8. Know lies. Guy Kawaski published his Top 10 Lies of Entrepreneurs; we've read them even if you haven't. That's why conservative is in quotes in the last paragraph. Making knuckle-headed comments, as Guy outlines, is a turnoff to investors. Do yourself a big favor and read these today. And once you've digested fibs from that perspective, check out my Top 10 Lies Angels Tell; it's only fair.
9. Trust. I'm at number 9, so it's time to get serious: trust is the most important ingredient here. Yes, you've got to be passionate, but you probably already are. It's trust that takes some introspection; consider this from my guest, Palomar's Randy Lunn: "never take advantage of an entrepreneur". That's our credo as investors. We know that anything short of this is bad business and will likely come back to haunt us. Remember, at the next financing round when venture capital's sitting down with you, we'll be on the same side of the table with you and you'll have a bigger stake than we will and, what a good time for payback that could be! So we're not out to steal your idea, or gouge you on the valuation; we were in your shoes once, too. We like working with exciting startups. We want to help you succeed. If you believe any of this then change your perspective and instead of feeling threatened by that overwhelmingly preference-heavy term sheet, understand that much of what's in there has been learned the hard way. I love the way Expedia founder, Charles Seybold puts it: "Angels are probably smarter than you, definitely wiser, sophisticated and in the driver's seat!" Use some patience, as my dad would say, "breath through your nose"; take the time to understand why we're asking for what we're asking; be flexible and trust.

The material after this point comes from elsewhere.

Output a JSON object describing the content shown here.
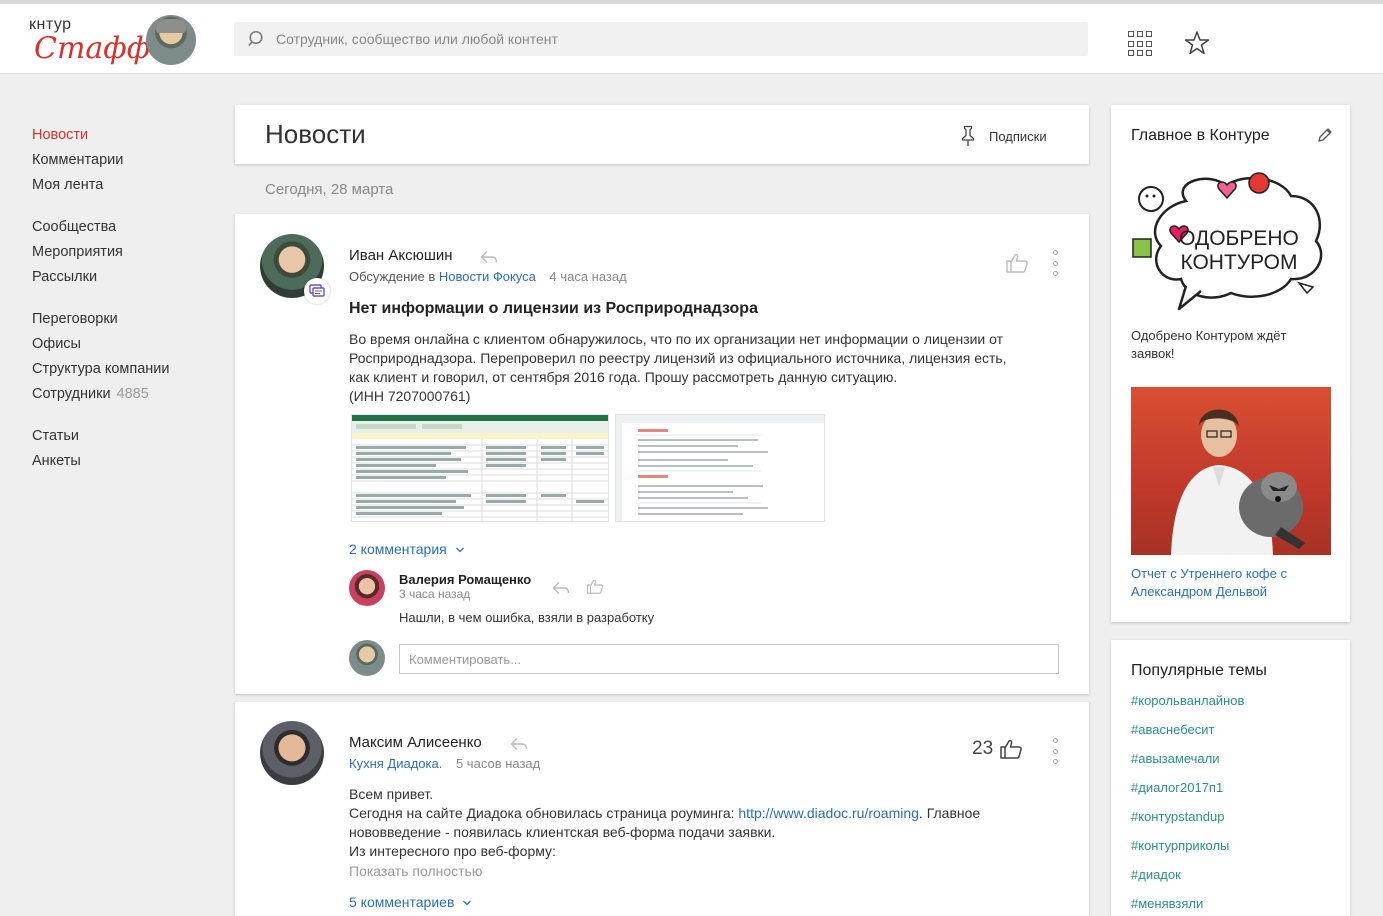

10. Be coachable. If you learn to trust then we'll see you as coachable and nothing sells a deal like when the lead angel can say to his peers, "this guy is coachable!". No one wants to work with an arrogant jerk! And remember, we're all retired; we're doing this for fun and profit. We want to work with people we enjoy working with, someone who will listen to us. That doesn't mean you'll do everything we say, but it does mean you'll consider our advice. Investing in seed and early-stage deals is a long process; we used to think of it as 3-5 years, now it's looking more like 7-8-9, so we're even more concerned about who we want to be in a long term relationship with.
A lot of things have to go right to get funded in this economy, but I see angels increasingly interested in seed deals and the entrepreneurs who show up at these meetups. Do your homework, know what investors are looking for. Know the turn-offs. Show that passion and conviction, but take the time to learn to trust. We're looking at you and thinking, "is this someone I want to be in business with for the next many years?". A lot of business is still done because one party liked the other, yes a good product and a promising market are a must, but at the end of the day an angel will write a check because he likes the team and sees himself making a contribution.
Frank Peters is an angel investor, chairman emeritus of the Tech Coast Angeles, and host of the Frank Peters Show, a podcast dedicated to angel investing and venture capital. This article was originally posted on his blog, and was used with permission.